- Your task: Gather every line of the entries that includes the word "replies".

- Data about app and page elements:
* * *
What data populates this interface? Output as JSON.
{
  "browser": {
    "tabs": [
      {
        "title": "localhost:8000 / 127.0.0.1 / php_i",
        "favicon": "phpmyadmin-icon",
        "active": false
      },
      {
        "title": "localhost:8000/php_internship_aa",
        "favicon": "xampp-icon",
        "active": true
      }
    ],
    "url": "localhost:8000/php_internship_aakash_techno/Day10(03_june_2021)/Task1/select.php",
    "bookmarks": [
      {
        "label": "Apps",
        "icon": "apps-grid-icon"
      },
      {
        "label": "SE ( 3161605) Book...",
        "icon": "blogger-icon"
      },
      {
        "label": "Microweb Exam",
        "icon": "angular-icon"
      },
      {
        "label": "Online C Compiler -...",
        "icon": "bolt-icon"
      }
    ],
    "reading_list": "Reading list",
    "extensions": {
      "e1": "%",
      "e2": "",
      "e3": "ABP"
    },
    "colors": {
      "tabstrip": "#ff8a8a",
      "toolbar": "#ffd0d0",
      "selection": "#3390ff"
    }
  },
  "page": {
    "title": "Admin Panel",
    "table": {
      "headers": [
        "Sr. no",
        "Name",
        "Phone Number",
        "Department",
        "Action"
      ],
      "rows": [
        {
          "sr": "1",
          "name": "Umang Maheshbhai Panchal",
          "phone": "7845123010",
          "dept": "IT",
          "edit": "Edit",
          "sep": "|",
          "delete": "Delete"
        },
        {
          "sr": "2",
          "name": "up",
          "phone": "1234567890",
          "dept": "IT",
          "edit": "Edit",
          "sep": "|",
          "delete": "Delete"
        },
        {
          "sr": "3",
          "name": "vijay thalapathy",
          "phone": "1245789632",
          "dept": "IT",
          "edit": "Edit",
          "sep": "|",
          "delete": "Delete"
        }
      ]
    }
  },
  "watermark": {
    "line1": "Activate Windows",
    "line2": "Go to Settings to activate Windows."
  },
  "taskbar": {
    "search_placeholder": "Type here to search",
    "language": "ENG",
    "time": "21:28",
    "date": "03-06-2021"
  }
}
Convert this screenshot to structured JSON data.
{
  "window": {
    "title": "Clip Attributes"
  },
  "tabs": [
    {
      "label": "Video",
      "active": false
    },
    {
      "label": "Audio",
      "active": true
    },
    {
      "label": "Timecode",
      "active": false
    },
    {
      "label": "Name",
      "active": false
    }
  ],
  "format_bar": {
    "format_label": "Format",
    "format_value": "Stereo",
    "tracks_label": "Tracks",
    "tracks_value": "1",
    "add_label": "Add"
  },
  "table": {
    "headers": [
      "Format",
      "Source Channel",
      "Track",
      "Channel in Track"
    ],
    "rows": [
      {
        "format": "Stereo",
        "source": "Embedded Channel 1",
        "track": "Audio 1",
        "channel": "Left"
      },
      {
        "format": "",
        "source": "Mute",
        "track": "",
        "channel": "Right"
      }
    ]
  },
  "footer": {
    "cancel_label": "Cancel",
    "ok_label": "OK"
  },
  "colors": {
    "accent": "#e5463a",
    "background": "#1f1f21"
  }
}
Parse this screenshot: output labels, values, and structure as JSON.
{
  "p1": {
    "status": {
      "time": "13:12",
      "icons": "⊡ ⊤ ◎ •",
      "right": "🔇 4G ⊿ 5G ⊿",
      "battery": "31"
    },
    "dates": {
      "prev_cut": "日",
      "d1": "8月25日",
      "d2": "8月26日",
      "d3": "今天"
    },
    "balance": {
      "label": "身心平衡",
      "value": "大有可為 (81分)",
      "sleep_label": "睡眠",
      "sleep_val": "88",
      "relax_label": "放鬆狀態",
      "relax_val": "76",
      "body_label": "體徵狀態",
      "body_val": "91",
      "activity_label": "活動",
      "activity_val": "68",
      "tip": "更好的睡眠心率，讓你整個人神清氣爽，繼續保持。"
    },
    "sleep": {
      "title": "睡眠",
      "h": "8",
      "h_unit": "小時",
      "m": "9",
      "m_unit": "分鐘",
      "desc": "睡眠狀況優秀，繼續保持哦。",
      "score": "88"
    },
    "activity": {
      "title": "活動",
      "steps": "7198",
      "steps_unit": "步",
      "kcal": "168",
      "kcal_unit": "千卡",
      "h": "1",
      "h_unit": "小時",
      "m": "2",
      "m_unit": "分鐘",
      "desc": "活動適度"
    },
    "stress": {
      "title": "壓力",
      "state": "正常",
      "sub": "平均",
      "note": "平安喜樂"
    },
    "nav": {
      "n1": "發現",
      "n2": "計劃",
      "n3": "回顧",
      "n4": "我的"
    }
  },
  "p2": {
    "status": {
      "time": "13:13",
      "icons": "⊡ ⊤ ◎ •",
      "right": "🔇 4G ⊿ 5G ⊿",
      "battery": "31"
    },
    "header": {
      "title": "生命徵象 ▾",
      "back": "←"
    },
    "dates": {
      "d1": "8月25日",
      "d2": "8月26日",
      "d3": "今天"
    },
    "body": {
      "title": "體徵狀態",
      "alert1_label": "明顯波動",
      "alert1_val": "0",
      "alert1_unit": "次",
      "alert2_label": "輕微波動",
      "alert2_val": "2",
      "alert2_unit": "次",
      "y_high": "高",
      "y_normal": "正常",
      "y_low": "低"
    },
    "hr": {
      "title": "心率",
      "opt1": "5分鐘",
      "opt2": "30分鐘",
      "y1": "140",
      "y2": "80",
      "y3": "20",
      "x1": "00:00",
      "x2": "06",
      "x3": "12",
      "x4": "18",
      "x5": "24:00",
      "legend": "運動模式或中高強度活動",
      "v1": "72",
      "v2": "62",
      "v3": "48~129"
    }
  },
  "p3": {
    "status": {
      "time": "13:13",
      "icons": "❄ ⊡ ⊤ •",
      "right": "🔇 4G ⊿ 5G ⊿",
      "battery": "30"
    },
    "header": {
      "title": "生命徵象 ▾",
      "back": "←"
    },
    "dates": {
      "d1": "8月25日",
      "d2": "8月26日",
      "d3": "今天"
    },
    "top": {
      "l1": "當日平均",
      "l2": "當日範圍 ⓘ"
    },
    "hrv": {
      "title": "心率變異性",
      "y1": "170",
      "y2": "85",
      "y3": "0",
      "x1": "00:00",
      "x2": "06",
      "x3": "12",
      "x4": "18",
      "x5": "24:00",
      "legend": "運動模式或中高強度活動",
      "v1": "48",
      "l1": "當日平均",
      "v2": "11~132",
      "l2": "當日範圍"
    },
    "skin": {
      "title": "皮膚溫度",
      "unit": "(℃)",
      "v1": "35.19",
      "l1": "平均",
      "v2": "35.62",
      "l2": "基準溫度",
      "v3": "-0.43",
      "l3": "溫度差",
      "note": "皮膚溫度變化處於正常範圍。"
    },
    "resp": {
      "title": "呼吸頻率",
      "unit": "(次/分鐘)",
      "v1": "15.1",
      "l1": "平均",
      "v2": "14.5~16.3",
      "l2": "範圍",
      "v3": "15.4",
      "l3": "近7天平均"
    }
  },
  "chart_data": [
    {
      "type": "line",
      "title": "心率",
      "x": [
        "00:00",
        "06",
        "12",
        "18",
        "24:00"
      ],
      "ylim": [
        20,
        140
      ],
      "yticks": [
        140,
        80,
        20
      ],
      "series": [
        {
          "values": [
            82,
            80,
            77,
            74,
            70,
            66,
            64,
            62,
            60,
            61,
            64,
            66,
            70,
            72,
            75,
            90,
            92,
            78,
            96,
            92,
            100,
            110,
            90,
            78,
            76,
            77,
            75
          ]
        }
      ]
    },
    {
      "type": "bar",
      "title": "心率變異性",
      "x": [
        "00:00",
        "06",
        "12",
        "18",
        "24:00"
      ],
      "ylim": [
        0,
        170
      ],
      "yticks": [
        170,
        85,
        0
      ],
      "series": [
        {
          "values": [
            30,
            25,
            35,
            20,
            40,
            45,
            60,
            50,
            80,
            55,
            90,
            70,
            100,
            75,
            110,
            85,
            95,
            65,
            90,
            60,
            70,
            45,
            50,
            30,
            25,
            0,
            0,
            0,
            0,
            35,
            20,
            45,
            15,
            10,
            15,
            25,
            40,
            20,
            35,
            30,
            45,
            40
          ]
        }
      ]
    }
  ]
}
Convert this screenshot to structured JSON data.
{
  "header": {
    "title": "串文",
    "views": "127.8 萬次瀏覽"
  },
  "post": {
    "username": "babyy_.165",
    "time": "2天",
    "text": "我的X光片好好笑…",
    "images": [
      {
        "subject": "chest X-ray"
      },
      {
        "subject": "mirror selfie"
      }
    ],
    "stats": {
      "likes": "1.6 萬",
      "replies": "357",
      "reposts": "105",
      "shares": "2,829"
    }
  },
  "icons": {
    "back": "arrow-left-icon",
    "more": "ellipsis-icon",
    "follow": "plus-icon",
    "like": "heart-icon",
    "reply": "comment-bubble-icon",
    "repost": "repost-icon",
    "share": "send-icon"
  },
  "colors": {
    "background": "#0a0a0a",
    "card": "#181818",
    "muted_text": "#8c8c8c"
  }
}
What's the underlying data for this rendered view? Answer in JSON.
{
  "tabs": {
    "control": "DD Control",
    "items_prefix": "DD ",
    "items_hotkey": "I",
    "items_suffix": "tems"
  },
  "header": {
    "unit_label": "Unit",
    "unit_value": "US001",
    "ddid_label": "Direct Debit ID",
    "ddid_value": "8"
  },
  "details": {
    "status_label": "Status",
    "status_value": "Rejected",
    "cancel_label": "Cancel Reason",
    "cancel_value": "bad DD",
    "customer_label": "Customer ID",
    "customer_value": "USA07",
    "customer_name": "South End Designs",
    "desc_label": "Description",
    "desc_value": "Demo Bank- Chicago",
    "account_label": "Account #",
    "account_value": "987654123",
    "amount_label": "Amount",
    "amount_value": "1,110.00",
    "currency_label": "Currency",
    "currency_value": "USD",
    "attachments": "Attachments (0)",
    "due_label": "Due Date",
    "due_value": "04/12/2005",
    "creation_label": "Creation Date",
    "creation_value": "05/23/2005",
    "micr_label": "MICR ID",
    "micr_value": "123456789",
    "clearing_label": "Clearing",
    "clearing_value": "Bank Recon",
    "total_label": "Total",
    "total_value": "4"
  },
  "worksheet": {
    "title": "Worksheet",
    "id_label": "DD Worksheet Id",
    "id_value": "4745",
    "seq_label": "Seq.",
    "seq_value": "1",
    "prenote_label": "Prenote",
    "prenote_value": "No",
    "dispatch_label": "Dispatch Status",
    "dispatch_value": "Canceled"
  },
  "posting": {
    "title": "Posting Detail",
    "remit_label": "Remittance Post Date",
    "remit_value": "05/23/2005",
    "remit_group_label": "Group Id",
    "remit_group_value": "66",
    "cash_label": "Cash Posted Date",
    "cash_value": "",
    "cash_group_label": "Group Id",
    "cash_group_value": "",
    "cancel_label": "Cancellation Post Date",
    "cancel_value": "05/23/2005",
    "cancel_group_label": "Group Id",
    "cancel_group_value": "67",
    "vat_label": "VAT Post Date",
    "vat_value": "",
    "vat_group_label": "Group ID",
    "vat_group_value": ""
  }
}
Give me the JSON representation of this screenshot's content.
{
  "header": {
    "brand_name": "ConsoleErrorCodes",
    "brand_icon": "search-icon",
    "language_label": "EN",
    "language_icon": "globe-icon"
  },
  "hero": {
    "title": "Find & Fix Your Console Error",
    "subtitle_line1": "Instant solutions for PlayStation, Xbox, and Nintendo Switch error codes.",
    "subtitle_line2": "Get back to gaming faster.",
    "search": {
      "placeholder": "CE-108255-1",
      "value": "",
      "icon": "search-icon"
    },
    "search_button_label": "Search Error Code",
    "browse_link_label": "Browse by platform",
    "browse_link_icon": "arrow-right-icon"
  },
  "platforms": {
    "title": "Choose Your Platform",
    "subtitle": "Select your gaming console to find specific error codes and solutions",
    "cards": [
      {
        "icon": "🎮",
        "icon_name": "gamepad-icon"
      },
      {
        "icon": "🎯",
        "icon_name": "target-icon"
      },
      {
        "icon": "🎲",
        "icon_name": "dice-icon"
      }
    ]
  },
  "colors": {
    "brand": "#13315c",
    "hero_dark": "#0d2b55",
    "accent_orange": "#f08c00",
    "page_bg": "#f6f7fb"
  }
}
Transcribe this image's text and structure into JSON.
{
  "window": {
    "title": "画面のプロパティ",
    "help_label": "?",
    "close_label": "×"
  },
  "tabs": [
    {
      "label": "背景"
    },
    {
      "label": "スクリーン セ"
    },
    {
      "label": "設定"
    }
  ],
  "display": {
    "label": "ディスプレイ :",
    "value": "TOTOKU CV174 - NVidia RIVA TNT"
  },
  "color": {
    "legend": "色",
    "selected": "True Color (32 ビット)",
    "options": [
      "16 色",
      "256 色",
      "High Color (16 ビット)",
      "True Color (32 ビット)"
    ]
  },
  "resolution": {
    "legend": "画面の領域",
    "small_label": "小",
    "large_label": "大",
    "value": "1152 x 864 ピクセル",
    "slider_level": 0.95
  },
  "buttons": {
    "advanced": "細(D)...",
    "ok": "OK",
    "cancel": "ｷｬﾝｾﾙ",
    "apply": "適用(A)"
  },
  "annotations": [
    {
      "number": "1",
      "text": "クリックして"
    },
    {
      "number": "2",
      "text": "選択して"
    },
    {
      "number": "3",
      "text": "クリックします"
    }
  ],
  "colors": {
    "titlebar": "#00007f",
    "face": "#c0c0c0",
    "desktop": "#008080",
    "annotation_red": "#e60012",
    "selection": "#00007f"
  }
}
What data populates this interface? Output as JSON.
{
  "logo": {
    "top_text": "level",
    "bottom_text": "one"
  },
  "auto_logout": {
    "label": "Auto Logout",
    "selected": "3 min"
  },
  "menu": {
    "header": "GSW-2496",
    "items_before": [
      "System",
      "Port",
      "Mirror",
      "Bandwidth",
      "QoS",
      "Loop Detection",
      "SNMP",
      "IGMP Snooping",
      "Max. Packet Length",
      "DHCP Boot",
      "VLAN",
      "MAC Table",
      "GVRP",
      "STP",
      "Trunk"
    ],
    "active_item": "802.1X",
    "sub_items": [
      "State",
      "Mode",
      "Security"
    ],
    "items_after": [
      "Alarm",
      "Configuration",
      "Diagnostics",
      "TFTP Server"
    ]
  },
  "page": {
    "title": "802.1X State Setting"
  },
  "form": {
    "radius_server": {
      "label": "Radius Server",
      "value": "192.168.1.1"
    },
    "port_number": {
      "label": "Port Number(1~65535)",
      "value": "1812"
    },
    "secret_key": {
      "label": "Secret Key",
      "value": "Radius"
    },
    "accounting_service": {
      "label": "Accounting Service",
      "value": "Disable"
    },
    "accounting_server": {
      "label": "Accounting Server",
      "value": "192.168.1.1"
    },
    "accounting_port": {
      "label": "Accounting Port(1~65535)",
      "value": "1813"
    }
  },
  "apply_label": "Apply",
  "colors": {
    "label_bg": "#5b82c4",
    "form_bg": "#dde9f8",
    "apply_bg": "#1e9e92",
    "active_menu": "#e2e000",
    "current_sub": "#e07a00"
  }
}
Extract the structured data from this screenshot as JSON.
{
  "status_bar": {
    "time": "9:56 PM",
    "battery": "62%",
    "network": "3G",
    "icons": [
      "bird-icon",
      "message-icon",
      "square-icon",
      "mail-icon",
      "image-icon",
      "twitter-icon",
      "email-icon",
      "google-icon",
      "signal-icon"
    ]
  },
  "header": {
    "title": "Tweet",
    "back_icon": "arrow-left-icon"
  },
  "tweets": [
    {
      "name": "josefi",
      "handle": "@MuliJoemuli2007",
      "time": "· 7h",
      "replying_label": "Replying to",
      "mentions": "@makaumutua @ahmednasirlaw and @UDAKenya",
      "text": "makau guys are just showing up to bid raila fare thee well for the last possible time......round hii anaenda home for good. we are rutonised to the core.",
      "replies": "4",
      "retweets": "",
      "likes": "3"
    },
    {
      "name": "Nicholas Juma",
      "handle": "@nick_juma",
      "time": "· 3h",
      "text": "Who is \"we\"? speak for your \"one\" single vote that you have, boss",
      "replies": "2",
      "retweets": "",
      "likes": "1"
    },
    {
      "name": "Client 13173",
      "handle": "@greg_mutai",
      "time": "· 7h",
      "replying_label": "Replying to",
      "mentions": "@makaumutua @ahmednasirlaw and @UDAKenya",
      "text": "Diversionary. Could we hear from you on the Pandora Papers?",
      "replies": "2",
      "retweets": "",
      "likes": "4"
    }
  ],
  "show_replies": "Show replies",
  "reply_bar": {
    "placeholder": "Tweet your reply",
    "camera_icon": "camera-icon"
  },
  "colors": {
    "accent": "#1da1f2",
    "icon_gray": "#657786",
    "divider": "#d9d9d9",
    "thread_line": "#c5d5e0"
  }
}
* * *
- Answer for this exercise:
      "replies": "357",
      "replies": "4",
      "replies": "2",
      "replies": "2",
  "show_replies": "Show replies",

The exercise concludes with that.